** DIRECTIONS **
In the entries below, find the string "page" and return each line holding it.

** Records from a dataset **
*-*-*
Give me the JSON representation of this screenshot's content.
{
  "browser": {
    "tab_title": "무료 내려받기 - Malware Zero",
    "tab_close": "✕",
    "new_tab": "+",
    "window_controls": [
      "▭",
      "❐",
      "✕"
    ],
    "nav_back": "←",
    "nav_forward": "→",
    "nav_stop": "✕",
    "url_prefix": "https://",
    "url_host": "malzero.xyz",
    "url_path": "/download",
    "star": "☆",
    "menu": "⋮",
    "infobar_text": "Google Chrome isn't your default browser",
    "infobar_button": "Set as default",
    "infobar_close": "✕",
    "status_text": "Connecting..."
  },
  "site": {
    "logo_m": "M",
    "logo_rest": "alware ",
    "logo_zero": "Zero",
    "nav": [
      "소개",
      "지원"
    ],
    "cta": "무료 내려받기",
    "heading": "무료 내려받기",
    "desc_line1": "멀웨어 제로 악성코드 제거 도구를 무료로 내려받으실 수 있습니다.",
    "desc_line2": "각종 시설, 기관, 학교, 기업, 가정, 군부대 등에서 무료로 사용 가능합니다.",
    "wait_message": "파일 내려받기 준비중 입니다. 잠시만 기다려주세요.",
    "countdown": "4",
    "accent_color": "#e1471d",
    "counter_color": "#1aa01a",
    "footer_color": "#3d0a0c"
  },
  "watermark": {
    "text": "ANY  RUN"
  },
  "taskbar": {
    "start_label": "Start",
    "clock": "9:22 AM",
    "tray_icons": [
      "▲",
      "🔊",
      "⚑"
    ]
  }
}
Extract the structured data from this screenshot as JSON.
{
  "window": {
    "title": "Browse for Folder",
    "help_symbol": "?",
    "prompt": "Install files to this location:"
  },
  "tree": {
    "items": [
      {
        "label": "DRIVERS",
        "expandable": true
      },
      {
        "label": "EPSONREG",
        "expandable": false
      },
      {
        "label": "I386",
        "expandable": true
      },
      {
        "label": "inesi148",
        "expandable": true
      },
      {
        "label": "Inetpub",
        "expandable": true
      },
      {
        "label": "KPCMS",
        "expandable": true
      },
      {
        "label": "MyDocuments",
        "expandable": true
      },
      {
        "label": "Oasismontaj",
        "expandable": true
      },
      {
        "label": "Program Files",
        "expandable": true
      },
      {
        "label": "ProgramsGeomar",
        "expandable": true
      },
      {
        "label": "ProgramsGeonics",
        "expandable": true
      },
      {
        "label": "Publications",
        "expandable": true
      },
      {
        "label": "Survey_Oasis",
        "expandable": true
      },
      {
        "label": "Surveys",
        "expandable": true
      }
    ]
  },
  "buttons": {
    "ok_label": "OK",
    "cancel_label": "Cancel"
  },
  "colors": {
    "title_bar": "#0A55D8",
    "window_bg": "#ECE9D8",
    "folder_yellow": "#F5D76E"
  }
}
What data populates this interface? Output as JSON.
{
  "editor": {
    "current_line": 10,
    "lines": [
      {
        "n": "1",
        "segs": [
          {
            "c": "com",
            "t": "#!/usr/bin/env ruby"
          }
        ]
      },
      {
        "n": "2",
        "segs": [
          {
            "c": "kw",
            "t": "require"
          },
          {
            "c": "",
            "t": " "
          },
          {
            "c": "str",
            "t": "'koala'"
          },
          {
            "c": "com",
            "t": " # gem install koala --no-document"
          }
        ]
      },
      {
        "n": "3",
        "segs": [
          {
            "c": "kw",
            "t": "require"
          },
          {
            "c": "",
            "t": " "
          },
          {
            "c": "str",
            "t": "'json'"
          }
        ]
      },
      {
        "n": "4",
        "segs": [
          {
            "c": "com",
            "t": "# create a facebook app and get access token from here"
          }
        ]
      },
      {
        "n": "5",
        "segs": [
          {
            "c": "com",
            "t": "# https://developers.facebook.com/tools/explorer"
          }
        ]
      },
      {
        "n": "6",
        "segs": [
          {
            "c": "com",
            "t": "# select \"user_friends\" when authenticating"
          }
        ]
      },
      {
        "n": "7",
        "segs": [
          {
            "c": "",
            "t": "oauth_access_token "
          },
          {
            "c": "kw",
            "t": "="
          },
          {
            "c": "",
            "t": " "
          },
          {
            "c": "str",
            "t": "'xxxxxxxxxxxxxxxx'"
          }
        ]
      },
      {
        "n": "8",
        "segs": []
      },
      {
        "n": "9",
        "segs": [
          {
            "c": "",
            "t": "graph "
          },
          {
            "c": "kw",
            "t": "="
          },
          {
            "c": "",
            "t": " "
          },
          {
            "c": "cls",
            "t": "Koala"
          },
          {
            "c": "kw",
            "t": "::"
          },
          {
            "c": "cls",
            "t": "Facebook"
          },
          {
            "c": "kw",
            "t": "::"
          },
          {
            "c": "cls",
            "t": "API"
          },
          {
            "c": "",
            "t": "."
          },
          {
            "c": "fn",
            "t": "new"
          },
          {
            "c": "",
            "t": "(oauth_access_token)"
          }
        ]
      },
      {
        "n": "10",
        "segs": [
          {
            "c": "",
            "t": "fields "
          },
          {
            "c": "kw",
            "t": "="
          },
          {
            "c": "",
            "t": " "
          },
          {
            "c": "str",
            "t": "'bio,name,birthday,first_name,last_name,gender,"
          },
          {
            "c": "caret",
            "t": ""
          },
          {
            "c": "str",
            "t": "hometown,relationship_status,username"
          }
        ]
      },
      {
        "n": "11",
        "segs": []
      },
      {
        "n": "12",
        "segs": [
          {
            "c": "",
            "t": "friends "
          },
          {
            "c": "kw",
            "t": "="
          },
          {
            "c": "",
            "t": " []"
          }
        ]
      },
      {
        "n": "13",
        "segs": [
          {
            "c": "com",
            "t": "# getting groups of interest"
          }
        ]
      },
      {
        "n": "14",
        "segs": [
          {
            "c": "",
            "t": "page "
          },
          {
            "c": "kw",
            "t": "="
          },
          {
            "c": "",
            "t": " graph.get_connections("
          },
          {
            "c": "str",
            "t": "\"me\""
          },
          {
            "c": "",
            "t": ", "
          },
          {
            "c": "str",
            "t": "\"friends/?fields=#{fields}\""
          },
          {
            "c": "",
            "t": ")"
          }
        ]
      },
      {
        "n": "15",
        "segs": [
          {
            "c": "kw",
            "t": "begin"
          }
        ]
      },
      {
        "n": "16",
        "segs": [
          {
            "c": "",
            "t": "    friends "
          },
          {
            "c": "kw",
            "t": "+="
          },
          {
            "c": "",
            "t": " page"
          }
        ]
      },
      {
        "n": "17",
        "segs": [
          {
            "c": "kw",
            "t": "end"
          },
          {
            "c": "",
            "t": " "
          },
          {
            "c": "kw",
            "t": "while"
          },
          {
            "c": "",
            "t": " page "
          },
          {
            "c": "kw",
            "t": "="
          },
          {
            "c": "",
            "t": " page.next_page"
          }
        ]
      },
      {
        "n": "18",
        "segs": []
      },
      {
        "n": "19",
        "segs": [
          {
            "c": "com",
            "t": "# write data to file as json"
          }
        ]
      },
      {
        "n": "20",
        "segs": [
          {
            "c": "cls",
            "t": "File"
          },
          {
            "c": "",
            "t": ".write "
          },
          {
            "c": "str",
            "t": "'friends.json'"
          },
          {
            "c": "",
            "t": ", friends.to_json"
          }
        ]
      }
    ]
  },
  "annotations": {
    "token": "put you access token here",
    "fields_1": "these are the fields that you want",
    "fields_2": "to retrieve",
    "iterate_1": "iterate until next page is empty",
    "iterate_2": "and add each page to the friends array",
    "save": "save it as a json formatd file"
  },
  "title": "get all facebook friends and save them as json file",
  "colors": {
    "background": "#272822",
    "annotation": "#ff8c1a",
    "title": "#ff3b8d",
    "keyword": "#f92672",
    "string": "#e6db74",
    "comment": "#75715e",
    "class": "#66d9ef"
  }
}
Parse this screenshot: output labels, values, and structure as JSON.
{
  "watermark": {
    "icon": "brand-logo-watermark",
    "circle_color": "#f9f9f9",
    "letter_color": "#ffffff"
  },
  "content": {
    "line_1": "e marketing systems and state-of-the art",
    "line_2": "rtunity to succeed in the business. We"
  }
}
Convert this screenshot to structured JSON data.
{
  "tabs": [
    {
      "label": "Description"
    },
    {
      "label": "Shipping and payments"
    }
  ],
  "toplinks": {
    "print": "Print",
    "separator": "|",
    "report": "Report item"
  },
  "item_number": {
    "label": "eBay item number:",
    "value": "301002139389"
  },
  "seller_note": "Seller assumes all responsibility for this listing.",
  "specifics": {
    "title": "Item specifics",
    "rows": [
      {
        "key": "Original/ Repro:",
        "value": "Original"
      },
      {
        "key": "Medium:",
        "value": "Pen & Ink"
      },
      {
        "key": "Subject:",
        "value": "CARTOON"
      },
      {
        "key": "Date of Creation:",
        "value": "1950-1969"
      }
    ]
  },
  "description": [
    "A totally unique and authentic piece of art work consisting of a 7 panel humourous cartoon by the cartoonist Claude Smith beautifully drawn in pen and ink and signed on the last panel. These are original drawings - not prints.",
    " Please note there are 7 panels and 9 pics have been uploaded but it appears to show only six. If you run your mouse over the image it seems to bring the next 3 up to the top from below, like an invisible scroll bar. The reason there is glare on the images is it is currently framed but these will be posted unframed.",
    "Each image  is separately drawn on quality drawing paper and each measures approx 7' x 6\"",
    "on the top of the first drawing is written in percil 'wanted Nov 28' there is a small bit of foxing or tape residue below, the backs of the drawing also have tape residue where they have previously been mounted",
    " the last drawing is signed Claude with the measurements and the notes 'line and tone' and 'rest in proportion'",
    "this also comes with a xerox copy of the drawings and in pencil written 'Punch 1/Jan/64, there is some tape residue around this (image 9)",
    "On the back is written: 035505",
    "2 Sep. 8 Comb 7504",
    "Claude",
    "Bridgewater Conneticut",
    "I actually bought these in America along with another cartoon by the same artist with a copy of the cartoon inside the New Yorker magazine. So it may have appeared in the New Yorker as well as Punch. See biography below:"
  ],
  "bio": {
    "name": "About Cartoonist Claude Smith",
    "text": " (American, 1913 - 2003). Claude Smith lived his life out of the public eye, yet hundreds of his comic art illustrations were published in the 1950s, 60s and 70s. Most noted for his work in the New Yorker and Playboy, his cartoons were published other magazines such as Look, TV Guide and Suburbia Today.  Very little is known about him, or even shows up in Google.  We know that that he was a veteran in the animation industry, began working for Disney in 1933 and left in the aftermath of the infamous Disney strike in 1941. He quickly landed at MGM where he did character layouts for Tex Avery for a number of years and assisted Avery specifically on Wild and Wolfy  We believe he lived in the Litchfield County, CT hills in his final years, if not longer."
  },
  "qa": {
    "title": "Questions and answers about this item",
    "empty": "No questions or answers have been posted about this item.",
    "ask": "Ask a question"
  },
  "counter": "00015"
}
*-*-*
** YOUR RESPONSE **
            "t": "page "
            "t": " page"
            "t": " page "
            "t": " page.next_page"
    "iterate_1": "iterate until next page is empty",
    "iterate_2": "and add each page to the friends array",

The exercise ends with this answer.